Wonderful ! Thank you very much
I thought I had a solution but there is a flaw as it only works for indents that don’t pass through the centreline…
For each beam, create planes aligned to its axis, then test the distance to each of the faces to those planes. Since the planes should be parallel to the faces, two of the planes intersect and thus have distance 0. For the indents, there will be only one intersection, so you can filter those surfaces out.
Maybe testing against the bounding box faces instead?
surfselect.dyn (27.6 KB)
Any surface on the outside will necessarily intersect 3 surfaces of the bounding box, whereas any surface not on the outside will not. This should be universally true and not require any twiddle factor.
@nguyenvietthanh27059 it occurs to me you might not get notified if I edit my post, but see above
I am trying. Thank you very much
Hello @ROY !
I’m having a problem. The node “Geometry.DoesIntersect” gives the false result when i work with multiple sublist at input. It is true when I have 1 sublist at the input
Where are all these sublists coming from? Are you splitting up the surfaces further? Because that would throw a spanner into the workings of this since the number of intersections per outside surface is then no longer a given as it’s no longer a good approximation of a cuboid…
With different levels you might still get the appropriate results but it’ll take some fiddling.
for the first option my best guess is its only comparing between first two items of the lists.
I think you should take each surface of bounding box at a time and use lacing to longest.
what you say @mellouze @Avz?
@ROY it really depends on how his lists are organised and why they are that way… The bounding box really shouldn’t be more than just a list of 6 surfaces. It looks like maybe it’s the surfaces of two bounding boxes, split up into sublists by orientation (e.g. top/bottom/left/right/front/back) but that would be a real headache to work with.
A different solution might be getting points on each surface and then comparing the surface normal at those points against the position of the points, so that if the normal is pointing towards -Z, then if the Z-coordinate is equal, the surface is on the outside. A bit easier said than done but more robust at least?
I think this should be a more robust way of finding the outer surfaces…
I’m assigning each surface a point (in the middle, or at least not at any corner or edge, that’s important), testing the distance of each of those points to each of the bounding box surfaces, and then just filtering out the surfaces for which that’s not true… This way it’s orientation independent and it shouldn’t matter how many surfaces touch.
Will need some adjustments if you want to feed it multiple objects at a time, though.
surfselect2.dyn (51.0 KB)
BoundingBox intersection will give a false positive for an angled beam. If you think that will be an issue, there are two other options to explore below. Both assume that your sides are perfectly vertical.
Filter first by normals with no Z value to get ride of your top and bottom surface. Then get the point at each surfaces’s 0.5, 0.5 parameter and ask if they intersect the edge planes noted by @ROY above. This may be less computationally heavy as it doesn’t make as much geometry.

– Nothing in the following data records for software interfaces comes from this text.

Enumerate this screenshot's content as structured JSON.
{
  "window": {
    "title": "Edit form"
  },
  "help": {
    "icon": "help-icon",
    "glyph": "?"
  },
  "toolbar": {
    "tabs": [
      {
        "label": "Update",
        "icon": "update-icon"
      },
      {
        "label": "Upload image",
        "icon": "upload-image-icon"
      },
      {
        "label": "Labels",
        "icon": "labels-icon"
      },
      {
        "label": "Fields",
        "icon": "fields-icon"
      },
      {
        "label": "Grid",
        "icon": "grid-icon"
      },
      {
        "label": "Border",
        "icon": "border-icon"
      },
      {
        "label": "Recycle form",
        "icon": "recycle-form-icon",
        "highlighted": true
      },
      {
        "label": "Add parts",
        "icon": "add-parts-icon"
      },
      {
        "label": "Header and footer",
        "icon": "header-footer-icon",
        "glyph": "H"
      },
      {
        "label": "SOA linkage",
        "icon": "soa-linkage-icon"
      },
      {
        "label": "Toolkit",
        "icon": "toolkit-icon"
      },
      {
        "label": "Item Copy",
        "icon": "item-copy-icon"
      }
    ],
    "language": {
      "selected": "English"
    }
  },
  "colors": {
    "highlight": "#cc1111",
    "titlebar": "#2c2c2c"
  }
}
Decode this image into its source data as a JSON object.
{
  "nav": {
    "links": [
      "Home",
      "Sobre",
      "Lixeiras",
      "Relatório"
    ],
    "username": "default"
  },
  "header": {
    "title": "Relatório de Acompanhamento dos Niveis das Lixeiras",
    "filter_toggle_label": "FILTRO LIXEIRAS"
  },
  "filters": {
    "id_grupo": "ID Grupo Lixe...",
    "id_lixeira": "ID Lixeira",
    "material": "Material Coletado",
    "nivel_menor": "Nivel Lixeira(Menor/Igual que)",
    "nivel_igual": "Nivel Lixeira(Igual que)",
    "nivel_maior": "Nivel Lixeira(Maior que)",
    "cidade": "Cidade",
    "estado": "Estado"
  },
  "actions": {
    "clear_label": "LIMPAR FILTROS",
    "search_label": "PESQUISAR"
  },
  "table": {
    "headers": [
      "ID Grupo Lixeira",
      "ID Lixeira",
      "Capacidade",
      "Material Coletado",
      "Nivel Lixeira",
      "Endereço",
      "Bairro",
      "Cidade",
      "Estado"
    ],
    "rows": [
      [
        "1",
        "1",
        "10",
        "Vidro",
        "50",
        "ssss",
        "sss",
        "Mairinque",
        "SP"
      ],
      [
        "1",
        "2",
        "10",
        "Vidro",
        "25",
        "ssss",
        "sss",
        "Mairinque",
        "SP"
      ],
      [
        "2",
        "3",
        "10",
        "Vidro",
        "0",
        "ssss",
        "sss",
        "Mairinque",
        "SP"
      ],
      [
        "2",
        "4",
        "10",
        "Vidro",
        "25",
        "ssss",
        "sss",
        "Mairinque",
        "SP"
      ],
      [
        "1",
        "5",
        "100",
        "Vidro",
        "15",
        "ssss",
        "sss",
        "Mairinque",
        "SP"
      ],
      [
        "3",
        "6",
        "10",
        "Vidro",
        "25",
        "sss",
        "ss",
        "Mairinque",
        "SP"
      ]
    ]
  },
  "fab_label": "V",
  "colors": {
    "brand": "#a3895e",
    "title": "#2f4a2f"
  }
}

Get the point and normal at the midpoint of each surface. Filter out point/normal combinations which don’t have a 0 z value. Then draw a line by start point, vector, and distance by each point/vector combo, using the beams length or a large number as the distance. Then use a geometry.intersects to test for intersections between each line and the original solid. If they intersect than the surface is internal. If not than the surface is external.
You mean that by “axis aligned”, the bounding box description is referring to the world axis, not the local axis? That’s really unpleasant… Good to know for future reference.
For the second solution there’s no reason to filter the Z-value, I think. It should work perfectly well for any angle that way, shouldn’t it?
Some potential issues in cases where the cut isn’t all the way through the beam in more than one axis, though, but if there are no such cases then I’d say it’s good?
PS I’m not ROY